If you’re shopping for health insurance, you may get a pitch for something called a short-term medical plan. These policies have been around forever and are aimed at recent college grads, people between jobs, and new employees waiting for group benefits to kick in. They’re marketed by major insurers including UnitedHealthcare Services, Humana (HUM), some Blue Cross and Blue Shield carriers, and many smaller companies.
Short-term plans have become more visible as some insurers and brokers take advantage of the hoopla surrounding the Affordable Care Act to market them as alternatives to the policies available on the state and federal exchanges. Although the plans look a little like those approved under Obamacare, they provide less coverage and don’t have to adhere to the same rules. The companies are allowed to turn away patients who are sick and refuse to cover preexisting conditions. They don’t have to pay for preventative care and aren’t required to renew a policy if a patient needs a lot of medical care. “If you get sick, it’s not going to take care of you,” says Karen Pollitz, a senior fellow at the Kaiser Family Foundation, a health researcher.
The short-term plans also don’t satisfy the Obamacare requirement that people have adequate coverage, so people who buy them face the same tax penalties as the uninsured. Twenty percent of short-term policyholders believed, wrongly, that their coverage would be adequate under the ACA, according to a survey published in September by EHealth (EHTH), an online brokerage that sells conventional and short-term policies. An additional 64 percent said they weren’t sure.
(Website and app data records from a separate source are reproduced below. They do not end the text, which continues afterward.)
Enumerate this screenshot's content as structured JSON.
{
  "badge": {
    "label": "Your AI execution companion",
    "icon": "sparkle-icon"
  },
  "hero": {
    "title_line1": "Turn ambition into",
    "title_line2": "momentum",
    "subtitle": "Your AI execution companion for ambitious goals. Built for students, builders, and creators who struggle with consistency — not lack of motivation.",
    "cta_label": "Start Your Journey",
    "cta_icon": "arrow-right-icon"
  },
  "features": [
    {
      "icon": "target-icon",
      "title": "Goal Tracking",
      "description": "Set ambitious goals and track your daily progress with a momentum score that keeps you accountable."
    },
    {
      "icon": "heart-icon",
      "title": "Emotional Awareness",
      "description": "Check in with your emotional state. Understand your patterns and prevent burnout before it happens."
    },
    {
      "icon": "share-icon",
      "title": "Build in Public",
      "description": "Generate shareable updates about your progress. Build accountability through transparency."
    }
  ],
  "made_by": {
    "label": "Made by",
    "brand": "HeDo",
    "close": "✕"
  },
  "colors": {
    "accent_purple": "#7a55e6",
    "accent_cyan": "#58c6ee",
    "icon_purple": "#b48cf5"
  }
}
There’s plenty of cause for the confusion. Assurant, one of the larger sellers of the temporary medical plans, says on its website that “these plans do not meet minimum essential coverage requirements” and customers may face tax penalties. But insurance agency Liberty Medicare in Wynnewood, Pa., called short-term plans “a viable alternative to Obamacare plans” in a recent blog post, although the company also noted that “their benefits are not as broad as Obamacare benefits.” Even if the policies exclude preexisting conditions, says president Gregory Lazarev, for “healthy people who are not entitled to subsidies, it makes perfect sense to go and buy a short-term plan.”
Percentage of short-term policy holders who wrongly believe their plan meets Obamacare standards
“There definitely are some companies out there that are aggressively marketing these and [similar] policies,” Pollitz says. One making expansive claims is Health Insurance Innovations (HIIQ), which connects consumers with short-term policies from third-party insurers. The Tampa company, which raised $65 million in an initial offering about a year ago, is expecting a boost from the ACA, even though its plans don’t meet the law’s requirements for adequate coverage. “We want to be ready to take full advantage of this unprecedented degree of market expansion,” Chief Executive Officer Michael Kosloske said in a November earnings call. In an interview, Kosloske says: “Our benefits are the same or better than what you’re going to find, for example, on the exchanges.”
A sample policy sold by Kosloske’s company suggests otherwise. Unlike ACA plans, it doesn’t cover immunizations and routine physicals, outpatient prescription drugs, preexisting conditions, pregnancy or childbirth, sports injuries, substance abuse treatment, allergies, or kidney disease. It also comes with a $2 million lifetime limit on benefits, a provision banned under Obamacare rules.
Buying the stripped-down, short-term policy could save a 30-year-old Florida man $1,123 in premiums over a year, compared with a typical bronze-level HMO plan from Humana. If he earns $46,000 a year, he’d have to pay about 41 percent of the savings in tax penalties for not having coverage authorized by the ACA. The penalty rate will double in 2015. If the hypothetical consumer earns $23,000 or less, federal subsidies would make up the difference between the price of the bronze plan and the short-term policy.
Kosloske points out that the bronze plan has exclusions, too, and a limited network—it doesn’t pay anything if you see a doctor outside the plan. In the plan his company sells, “covered benefits are paid the same way whether in or outside the broad and highly accessible provider network,” he says.
Pollitz advises consumers to stay away from short-term plans. “It may cover your claims until your term of coverage runs out,” she says. But for anyone who gets sick and hopes to renew, “it’s junk.”